--- START ---
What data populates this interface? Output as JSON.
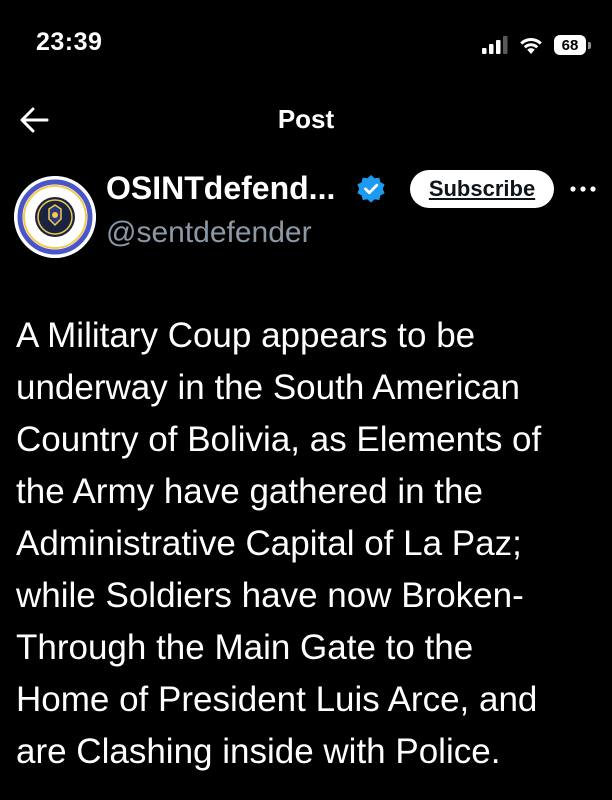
{
  "status_bar": {
    "time": "23:39",
    "battery_level": "68",
    "icons": [
      "signal-icon",
      "wifi-icon",
      "battery-icon"
    ]
  },
  "nav": {
    "back_icon": "arrow-left-icon",
    "title": "Post"
  },
  "author": {
    "display_name": "OSINTdefend...",
    "handle": "@sentdefender",
    "verified": true,
    "avatar_icon": "osint-defender-logo",
    "subscribe_label": "Subscribe",
    "more_icon": "more-horizontal-icon"
  },
  "post": {
    "text": "A Military Coup appears to be\nunderway in the South American\nCountry of Bolivia, as Elements of\nthe Army have gathered in the\nAdministrative Capital of La Paz;\nwhile Soldiers have now Broken-\nThrough the Main Gate to the\nHome of President Luis Arce, and\nare Clashing inside with Police."
  },
  "colors": {
    "background": "#000000",
    "text_primary": "#ffffff",
    "text_secondary": "#8b98a5",
    "verified_blue": "#1d9bf0",
    "subscribe_bg": "#ffffff"
  }
}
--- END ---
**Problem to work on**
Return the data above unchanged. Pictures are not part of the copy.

**Task result**
What data populates this interface? Output as JSON.
{
  "status_bar": {
    "time": "23:39",
    "battery_level": "68",
    "icons": [
      "signal-icon",
      "wifi-icon",
      "battery-icon"
    ]
  },
  "nav": {
    "back_icon": "arrow-left-icon",
    "title": "Post"
  },
  "author": {
    "display_name": "OSINTdefend...",
    "handle": "@sentdefender",
    "verified": true,
    "avatar_icon": "osint-defender-logo",
    "subscribe_label": "Subscribe",
    "more_icon": "more-horizontal-icon"
  },
  "post": {
    "text": "A Military Coup appears to be\nunderway in the South American\nCountry of Bolivia, as Elements of\nthe Army have gathered in the\nAdministrative Capital of La Paz;\nwhile Soldiers have now Broken-\nThrough the Main Gate to the\nHome of President Luis Arce, and\nare Clashing inside with Police."
  },
  "colors": {
    "background": "#000000",
    "text_primary": "#ffffff",
    "text_secondary": "#8b98a5",
    "verified_blue": "#1d9bf0",
    "subscribe_bg": "#ffffff"
  }
}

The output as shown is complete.